Data about app and page elements:
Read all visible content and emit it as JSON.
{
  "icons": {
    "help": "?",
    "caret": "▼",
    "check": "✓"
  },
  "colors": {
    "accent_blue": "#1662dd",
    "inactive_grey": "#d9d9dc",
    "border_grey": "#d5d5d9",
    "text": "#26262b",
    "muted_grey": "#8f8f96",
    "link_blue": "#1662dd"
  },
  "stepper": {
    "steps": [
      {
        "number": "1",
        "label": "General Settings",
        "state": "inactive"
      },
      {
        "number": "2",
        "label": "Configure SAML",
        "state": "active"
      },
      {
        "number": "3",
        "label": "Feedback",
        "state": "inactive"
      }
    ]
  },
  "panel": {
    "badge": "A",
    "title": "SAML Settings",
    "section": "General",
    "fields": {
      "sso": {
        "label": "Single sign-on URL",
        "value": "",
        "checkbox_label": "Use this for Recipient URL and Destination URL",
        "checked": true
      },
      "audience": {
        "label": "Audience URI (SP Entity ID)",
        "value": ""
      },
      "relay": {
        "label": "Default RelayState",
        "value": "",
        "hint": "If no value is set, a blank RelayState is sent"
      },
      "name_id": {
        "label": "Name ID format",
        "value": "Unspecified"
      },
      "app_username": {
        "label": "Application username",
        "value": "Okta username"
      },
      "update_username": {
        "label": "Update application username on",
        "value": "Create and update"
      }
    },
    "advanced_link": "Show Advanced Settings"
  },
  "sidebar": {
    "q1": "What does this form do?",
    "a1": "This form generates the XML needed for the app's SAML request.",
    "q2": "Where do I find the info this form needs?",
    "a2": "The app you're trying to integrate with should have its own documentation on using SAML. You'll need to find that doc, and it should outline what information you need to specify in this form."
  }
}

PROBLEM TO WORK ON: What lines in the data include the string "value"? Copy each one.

EXERCISE OUTPUT:
        "value": "",
        "value": ""
        "value": "",
        "hint": "If no value is set, a blank RelayState is sent"
        "value": "Unspecified"
        "value": "Okta username"
        "value": "Create and update"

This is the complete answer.